What is needed:
Check each line of the listing below for the string "only", and copy the ones that have it.

Records for this exercise:

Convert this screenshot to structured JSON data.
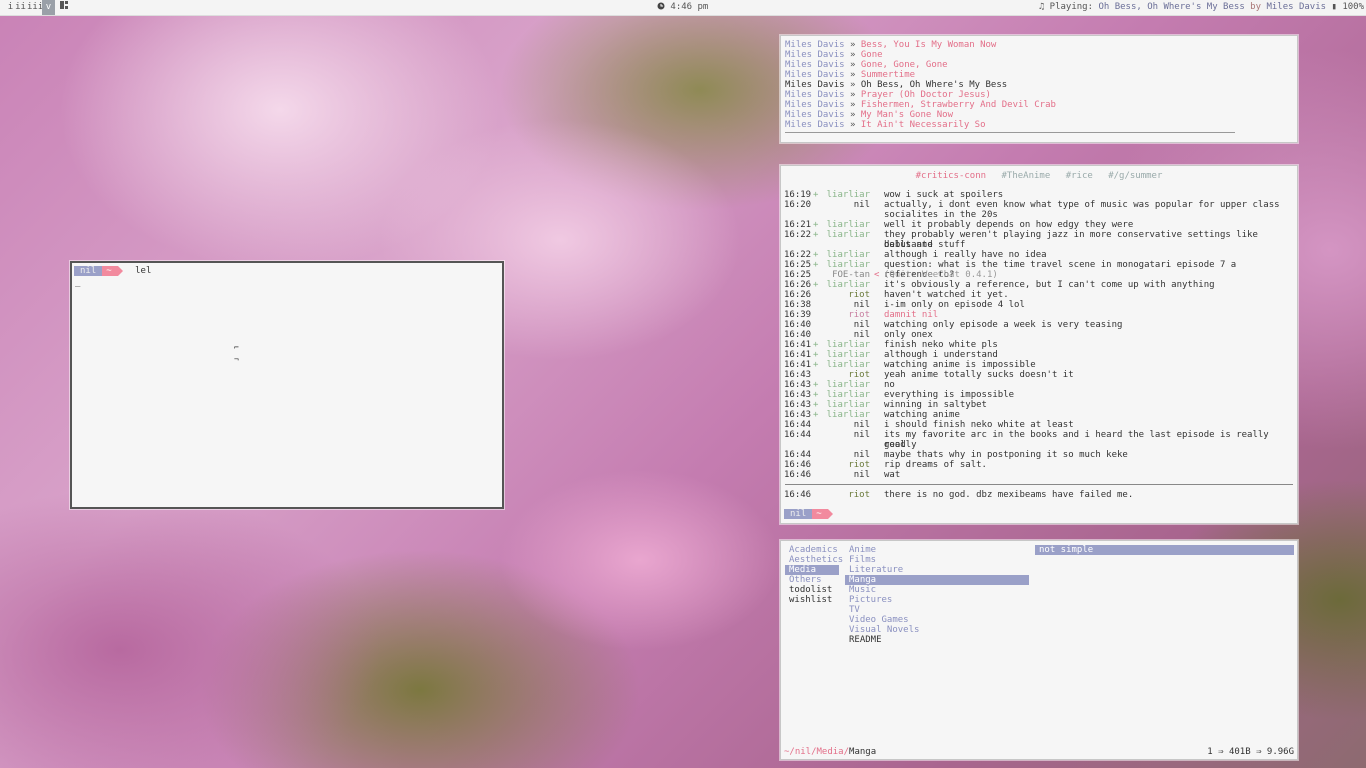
{
  "topbar": {
    "workspaces": [
      "i",
      "ii",
      "iii",
      "v"
    ],
    "active_workspace": "v",
    "layout_icon": "tile-layout-icon",
    "clock": "4:46 pm",
    "clock_icon": "clock-icon",
    "music_icon": "music-note-icon",
    "now_playing_label": "Playing:",
    "now_playing_track": "Oh Bess, Oh Where's My Bess",
    "now_playing_by": "by",
    "now_playing_artist": "Miles Davis",
    "battery_icon": "battery-icon",
    "battery": "100%"
  },
  "playlist": {
    "items": [
      {
        "artist": "Miles Davis",
        "title": "Bess, You Is My Woman Now"
      },
      {
        "artist": "Miles Davis",
        "title": "Gone"
      },
      {
        "artist": "Miles Davis",
        "title": "Gone, Gone, Gone"
      },
      {
        "artist": "Miles Davis",
        "title": "Summertime"
      },
      {
        "artist": "Miles Davis",
        "title": "Oh Bess, Oh Where's My Bess"
      },
      {
        "artist": "Miles Davis",
        "title": "Prayer (Oh Doctor Jesus)"
      },
      {
        "artist": "Miles Davis",
        "title": "Fishermen, Strawberry And Devil Crab"
      },
      {
        "artist": "Miles Davis",
        "title": "My Man's Gone Now"
      },
      {
        "artist": "Miles Davis",
        "title": "It Ain't Necessarily So"
      }
    ],
    "separator": "»",
    "current_index": 4
  },
  "irc": {
    "channels": [
      "#critics-conn",
      "#TheAnime",
      "#rice",
      "#/g/summer"
    ],
    "active_channel": "#critics-conn",
    "messages": [
      {
        "time": "16:19",
        "mode": "+",
        "nick": "liarliar",
        "text": "wow i suck at spoilers"
      },
      {
        "time": "16:20",
        "mode": "",
        "nick": "nil",
        "text": "actually, i dont even know what type of music was popular for upper class"
      },
      {
        "time": "",
        "mode": "",
        "nick": "",
        "text": "socialites in the 20s"
      },
      {
        "time": "16:21",
        "mode": "+",
        "nick": "liarliar",
        "text": "well it probably depends on how edgy they were"
      },
      {
        "time": "16:22",
        "mode": "+",
        "nick": "liarliar",
        "text": "they probably weren't playing jazz in more conservative settings like debutante"
      },
      {
        "time": "",
        "mode": "",
        "nick": "",
        "text": "balls and stuff"
      },
      {
        "time": "16:22",
        "mode": "+",
        "nick": "liarliar",
        "text": "although i really have no idea"
      },
      {
        "time": "16:25",
        "mode": "+",
        "nick": "liarliar",
        "text": "question: what is the time travel scene in monogatari episode 7 a reference to?"
      },
      {
        "time": "16:25",
        "mode": "",
        "nick": "FOE-tan",
        "text": "(Quit: WeeChat 0.4.1)",
        "kind": "quit",
        "arrow": "<"
      },
      {
        "time": "16:26",
        "mode": "+",
        "nick": "liarliar",
        "text": "it's obviously a reference, but I can't come up with anything"
      },
      {
        "time": "16:26",
        "mode": "",
        "nick": "riot",
        "text": "haven't watched it yet."
      },
      {
        "time": "16:38",
        "mode": "",
        "nick": "nil",
        "text": "i-im only on episode 4 lol"
      },
      {
        "time": "16:39",
        "mode": "",
        "nick": "riot",
        "text": "damnit nil",
        "kind": "hl"
      },
      {
        "time": "16:40",
        "mode": "",
        "nick": "nil",
        "text": "watching only episode a week is very teasing"
      },
      {
        "time": "16:40",
        "mode": "",
        "nick": "nil",
        "text": "only onex"
      },
      {
        "time": "16:41",
        "mode": "+",
        "nick": "liarliar",
        "text": "finish neko white pls"
      },
      {
        "time": "16:41",
        "mode": "+",
        "nick": "liarliar",
        "text": "although i understand"
      },
      {
        "time": "16:41",
        "mode": "+",
        "nick": "liarliar",
        "text": "watching anime is impossible"
      },
      {
        "time": "16:43",
        "mode": "",
        "nick": "riot",
        "text": "yeah anime totally sucks doesn't it"
      },
      {
        "time": "16:43",
        "mode": "+",
        "nick": "liarliar",
        "text": "no"
      },
      {
        "time": "16:43",
        "mode": "+",
        "nick": "liarliar",
        "text": "everything is impossible"
      },
      {
        "time": "16:43",
        "mode": "+",
        "nick": "liarliar",
        "text": "winning in saltybet"
      },
      {
        "time": "16:43",
        "mode": "+",
        "nick": "liarliar",
        "text": "watching anime"
      },
      {
        "time": "16:44",
        "mode": "",
        "nick": "nil",
        "text": "i should finish neko white at least"
      },
      {
        "time": "16:44",
        "mode": "",
        "nick": "nil",
        "text": "its my favorite arc in the books and i heard the last episode is really really"
      },
      {
        "time": "",
        "mode": "",
        "nick": "",
        "text": "good"
      },
      {
        "time": "16:44",
        "mode": "",
        "nick": "nil",
        "text": "maybe thats why in postponing it so much keke"
      },
      {
        "time": "16:46",
        "mode": "",
        "nick": "riot",
        "text": "rip dreams of salt."
      },
      {
        "time": "16:46",
        "mode": "",
        "nick": "nil",
        "text": "wat"
      }
    ],
    "last_message": {
      "time": "16:46",
      "nick": "riot",
      "text": "there is no god. dbz mexibeams have failed me."
    },
    "prompt_user": "nil",
    "prompt_dir": "~"
  },
  "terminal": {
    "prompt_user": "nil",
    "prompt_dir": "~",
    "command": "lel",
    "cursor": "_",
    "glyph1": "⌐",
    "glyph2": "¬"
  },
  "ranger": {
    "col1": [
      "Academics",
      "Aesthetics",
      "Media",
      "Others",
      "todolist",
      "wishlist"
    ],
    "col1_selected": "Media",
    "col1_files": [
      "todolist",
      "wishlist"
    ],
    "col2": [
      "Anime",
      "Films",
      "Literature",
      "Manga",
      "Music",
      "Pictures",
      "TV",
      "Video Games",
      "Visual Novels",
      "README"
    ],
    "col2_selected": "Manga",
    "col2_files": [
      "README"
    ],
    "col3": [
      "not simple"
    ],
    "status_path_prefix": "~/nil/Media/",
    "status_path_current": "Manga",
    "status_right": "1  ⇒  401B  ⇒  9.96G"
  },
  "colors": {
    "accent_pink": "#e36f89",
    "accent_lavender": "#9aa0c8",
    "nick_green": "#8ab58a"
  }
}
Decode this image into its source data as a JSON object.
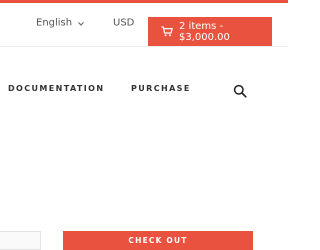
{
  "topbar": {
    "language": "English",
    "currency": "USD",
    "cart_label": "2 items - $3,000.00"
  },
  "nav": {
    "documentation": "DOCUMENTATION",
    "purchase": "PURCHASE"
  },
  "checkout": {
    "button_label": "CHECK OUT"
  },
  "colors": {
    "accent": "#e8523f",
    "text": "#444444"
  },
  "icons": {
    "cart": "cart-icon",
    "language_dropdown": "chevron-down-icon",
    "search": "search-icon"
  }
}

Response to this task:
        "text": "i-im only on episode 4 lol"
        "text": "watching only episode a week is very teasing"
        "text": "only onex"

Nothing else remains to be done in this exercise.